My lactation consultant and primary care doctor were also pretty sure the lump was a clog, but because of my family history of breast cancer (my mother is a 15-year breast cancer survivor) I was sent for my first mammogram. I was 38. It was a bit of a struggle to get clear pictures because of all the milk in my breasts and, despite my best efforts, the techs were pretty annoyed at having to clean up the milk I sprayed all over the machine and the wall behind it. While the techs didn’t tell me what was going on, it was clear they were concerned and off I went to the breast surgeon for a biopsy.
A few weeks later we learned the biopsy came back positive for invasive ductal carcinoma. We also learned that my hormone receptors are positive for both estrogen and progesterone and negative for HER2. My breast surgeon delivered the news since my primary care doctor ensured that I got my biopsy done by a surgeon, and not a radiologist.
My primary care doctor and my breast surgeon were both incredibly kind and compassionate as I took in the information and attempted to make decisions quickly with a limited understanding of this new world I’d entered. I felt supported and guided as I went from having a doctor I saw once per year, if that, to having an entire team of doctors.
My radiation oncologist spent nearly 2 hours with me and my husband, answering all our questions and going over the bloodwork results. The medical oncologist was also very kind and caring, though I left his office thinking I wanted a different doctor because I experienced him as paternalistic.

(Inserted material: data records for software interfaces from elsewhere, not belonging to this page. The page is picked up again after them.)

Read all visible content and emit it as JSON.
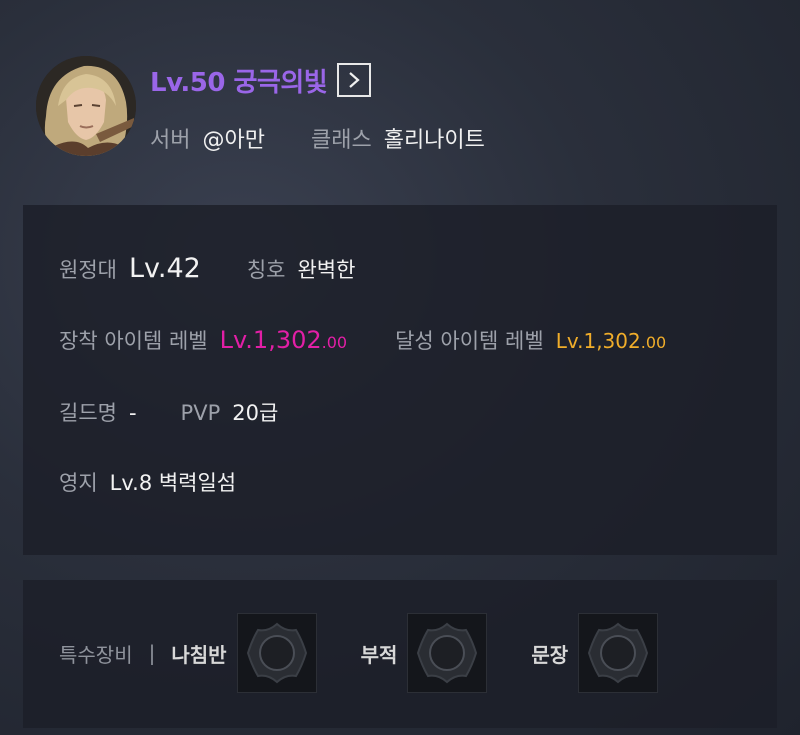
{
  "character": {
    "title": "Lv.50 궁극의빛",
    "server_label": "서버",
    "server_value": "@아만",
    "class_label": "클래스",
    "class_value": "홀리나이트"
  },
  "info": {
    "expedition_label": "원정대",
    "expedition_value": "Lv.42",
    "title_label": "칭호",
    "title_value": "완벽한",
    "equipped_label": "장착 아이템 레벨",
    "equipped_main": "Lv.1,302",
    "equipped_dec": ".00",
    "achieved_label": "달성 아이템 레벨",
    "achieved_main": "Lv.1,302",
    "achieved_dec": ".00",
    "guild_label": "길드명",
    "guild_value": "-",
    "pvp_label": "PVP",
    "pvp_value": "20급",
    "estate_label": "영지",
    "estate_value": "Lv.8 벽력일섬"
  },
  "equipment": {
    "label": "특수장비",
    "separator": "|",
    "items": [
      {
        "name": "나침반",
        "icon": "empty-slot-crest-icon"
      },
      {
        "name": "부적",
        "icon": "empty-slot-crest-icon"
      },
      {
        "name": "문장",
        "icon": "empty-slot-crest-icon"
      }
    ]
  },
  "colors": {
    "title_purple": "#9a66e8",
    "equipped_level_pink": "#e21fa6",
    "achieved_level_gold": "#f0ad2a",
    "label_gray": "#9da1aa"
  }
}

After my lumpectomy, my surgeon sent off my tumor blocks for Oncotype DX testing. We discovered that I would need chemo because of the score. After my port was inserted by the same surgeon who performed my lumpectomy, I started Adriamycin (aka “the red devil”) and Cytoxin. The day after my first infusion, my medical oncologist called. I was super out of it and didn’t ask any questions when he told me that my bloodwork was off and he wanted to do more tests.
He didn’t say anything about tumor markers then. I wasn’t supposed to have a tumor marker test. The office made a mistake and checked the box for it. When they came back very high, I was sent for a bone scan and CT scan.

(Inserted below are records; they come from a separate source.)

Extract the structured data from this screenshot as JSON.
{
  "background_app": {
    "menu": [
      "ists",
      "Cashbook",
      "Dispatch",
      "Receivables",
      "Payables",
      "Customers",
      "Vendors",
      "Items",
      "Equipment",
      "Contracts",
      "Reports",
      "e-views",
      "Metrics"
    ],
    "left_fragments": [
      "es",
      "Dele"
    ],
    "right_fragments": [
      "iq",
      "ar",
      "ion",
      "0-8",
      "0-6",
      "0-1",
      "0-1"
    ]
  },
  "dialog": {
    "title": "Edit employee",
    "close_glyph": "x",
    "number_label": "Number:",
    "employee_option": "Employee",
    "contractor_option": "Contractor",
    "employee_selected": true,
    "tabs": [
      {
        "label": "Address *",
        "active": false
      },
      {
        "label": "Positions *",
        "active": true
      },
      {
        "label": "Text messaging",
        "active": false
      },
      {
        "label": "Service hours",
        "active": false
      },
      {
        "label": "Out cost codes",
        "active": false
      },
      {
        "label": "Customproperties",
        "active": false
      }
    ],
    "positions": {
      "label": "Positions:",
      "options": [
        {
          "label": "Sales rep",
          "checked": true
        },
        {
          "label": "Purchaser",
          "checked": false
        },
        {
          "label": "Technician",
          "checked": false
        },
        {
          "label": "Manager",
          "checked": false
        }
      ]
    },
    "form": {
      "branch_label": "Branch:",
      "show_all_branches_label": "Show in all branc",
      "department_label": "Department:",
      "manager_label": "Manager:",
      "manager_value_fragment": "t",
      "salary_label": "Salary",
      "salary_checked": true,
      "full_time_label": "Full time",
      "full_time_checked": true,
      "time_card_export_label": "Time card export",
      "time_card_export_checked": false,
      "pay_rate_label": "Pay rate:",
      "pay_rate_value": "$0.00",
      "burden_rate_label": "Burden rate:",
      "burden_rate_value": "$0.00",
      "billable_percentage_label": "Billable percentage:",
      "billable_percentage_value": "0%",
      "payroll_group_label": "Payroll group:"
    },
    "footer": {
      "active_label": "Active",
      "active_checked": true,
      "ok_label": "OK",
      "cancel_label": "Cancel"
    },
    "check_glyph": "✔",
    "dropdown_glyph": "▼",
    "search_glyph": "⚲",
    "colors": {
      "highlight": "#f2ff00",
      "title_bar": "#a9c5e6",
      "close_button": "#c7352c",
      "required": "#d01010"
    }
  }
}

On June 22, 2017, his nurse called and said I didn’t need an appointment, to just come. It was terrifying and sobering and yet, we truly did not appreciate how much. That paternalistic medical oncologist was the one who delivered the worst news I’ve ever heard, with gentleness and empathy. He was as precise as possible and yet, looking back, he was also mercifully vague.

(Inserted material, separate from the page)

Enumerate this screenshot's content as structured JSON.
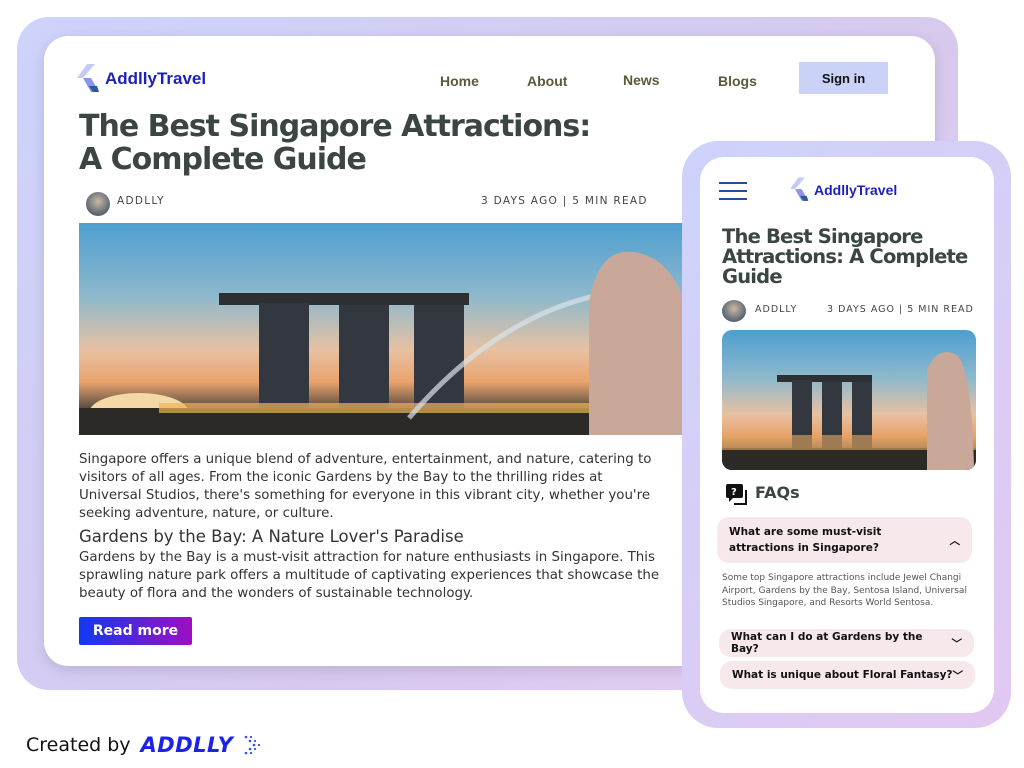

Turns out, I’d been stage IV from the beginning. In addition to widespread bone metastases, I had a 5 centimeter tumor in my right femur. It took a week to complete more tests (3 1/2 hours in a closed MRI machine was the worst part), and then I had titanium rods inserted into both femurs. Once I’d finished chemo, I had a complete hysterectomy. Genetic testing revealed I had the ATM mutation, a hereditary gene mutation similar to BRCA.
That was the end of “initial active treatment” for me. Our initiation into the world of cancer and treatment and doctors and tests and jargon was complete. We were left with a life that simply did not resemble what had come before; we had been through the fire and emerged irrevocably changed.
My first-line treatment after chemo was palbociclib (Ibrance). While it comes in a bag labeled “chemo,” it is actually targeted therapy, blocking or inhibiting CDK4/6 proteins.
My experience on palbociclib over the last 2 years has been mostly positive. I’ve been able to stay on the highest dose the entire time. I’ve been stable the entire time, and I now get a PET scan every 6 months rather than every 3. I’m grateful for that, really I am; at the same time, I think the researchers’ idea of “tolerable side effects” may differ a bit from those of us experiencing them.
The number one side effect I’ve experienced is low white blood cells (aka neutropenia). Others nearly as prevalent are fatigue, bruising, migraines, finger and toenail brittleness, diarrhea, and hair thinning. Frankly, between palbociclib and letrozole (Femara) and the fact that I have no more (or very, very little) estrogen, I feel much older than my chronological age.
I’m grateful for the science behind the medication I’m on now and the options I have once I have a progression. Very grateful.
I’m grateful for all the smart people who are working hard to solve the puzzle that is cancer. Very grateful.
I’m grateful for whatever ensures I get more time with my kiddos. Very grateful.
I try to practice gratitude, to stay in this headspace. There are so many different things to worry about, to ruminate about, to focus on. When I focus on gratitude and work on EMBRACING what cancer has brought to us, everything is better. I’m not burying my head in the sand. I just compartmentalize the really bad stuff for while the boys are in school or camp.
Abigail Johnston, 40, was diagnosed with hormone receptor-positive, HER2-negative metastatic breast cancer in 2017. She lives in Miami, Florida. She was trained as a Living Beyond Breast Cancer Hear My Voice volunteer in April 2019.
Whatever your experience, if you were diagnosed with HR-positive, HER2-negative metastatic breast cancer, you have options. You can learn more about tests and treatment options, like palbociclib, with this education tool created by a partnership of Living Beyond Breast Cancer, WebMD/Medscape Education, and our peer organization SHARE.